* Article titles in AMA citation format should be in sentence-case

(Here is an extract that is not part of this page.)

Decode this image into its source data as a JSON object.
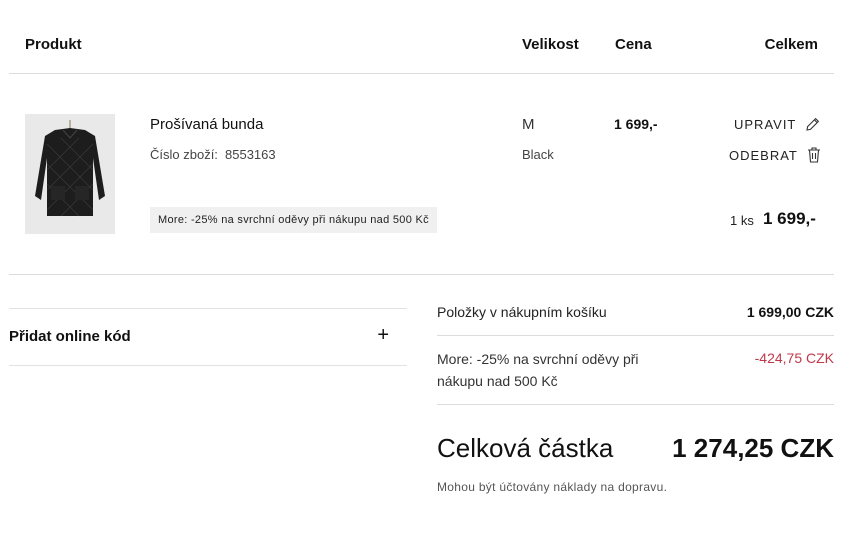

TY - JOUR T1 - Neural circuitry of abdominal pain-related fear learning and reinstatement in irritable bowel syndrome. AU - Icenhour,A, AU - Langhorst,J, AU - Benson,S, AU - Schlamann,M, AU - Hampel,S, AU - Engler,H, AU - Forsting,M, AU - Elsenbruch,S, PY - 2014/09/11/received PY - 2014/11/18/accepted PY - 2015/1/6/entrez PY - 2015/1/6/pubmed PY - 2015/8/28/medline KW - extinction KW - fear conditioning KW - irritable bowel syndrome KW - pain-related fear KW - reinstatement KW - visceral pain SP - 114 EP - 27 JF - Neurogastroenterology and motility : the official journal of the European Gastrointestinal Motility Society JO - Neurogastroenterol Motil VL - 27 IS - 1 N2 - BACKGROUND: Altered pain anticipation likely contributes to disturbed central pain processing in chronic pain conditions like irritable bowel syndrome (IBS), but the learning processes shaping the expectation of pain remain poorly understood. We assessed the neural circuitry mediating the formation, extinction, and reactivation of abdominal pain-related memories in IBS patients compared to healthy controls (HC) in a differential fear conditioning paradigm. METHODS: During fear acquisition, predictive visual cues (CS(+)) were paired with rectal distensions (US), while control cues (CS(-)) were presented unpaired. During extinction, only CSs were presented. Subsequently, memory reactivation was assessed with a reinstatement procedure involving unexpected USs. Using functional magnetic resonance imaging, group differences in neural activation to CS(+) vs CS(-) were analyzed, along with skin conductance responses (SCR), CS valence, CS-US contingency, state anxiety, salivary cortisol, and alpha-amylase activity. The contribution of anxiety symptoms was addressed in covariance analyses. KEY RESULTS: Fear acquisition was altered in IBS, as indicated by more accurate contingency awareness, greater CS-related valence change, and enhanced CS(+)-induced differential activation of prefrontal cortex and amygdala. IBS patients further revealed enhanced differential cingulate activation during extinction and greater differential hippocampal activation during reinstatement. Anxiety affected neural responses during memory formation and reinstatement. CONCLUSIONS & INFERENCES: Abdominal pain-related fear learning and memory processes are altered in IBS, mediated by amygdala, cingulate cortex, prefrontal areas, and hippocampus. Enhanced reinstatement may contribute to hypervigilance and central pain amplification, especially in anxious patients. Preventing a 'relapse' of learned fear utilizing extinction-based interventions may be a promising treatment goal in IBS. SN - 1365-2982 UR - https://www.unboundmedicine.com/medline/citation/25557224/Neural_circuitry_of_abdominal_pain_related_fear_learning_and_reinstatement_in_irritable_bowel_syndrome_ L2 - https://doi.org/10.1111/nmo.12489 DB - PRIME DP - Unbound Medicine ER -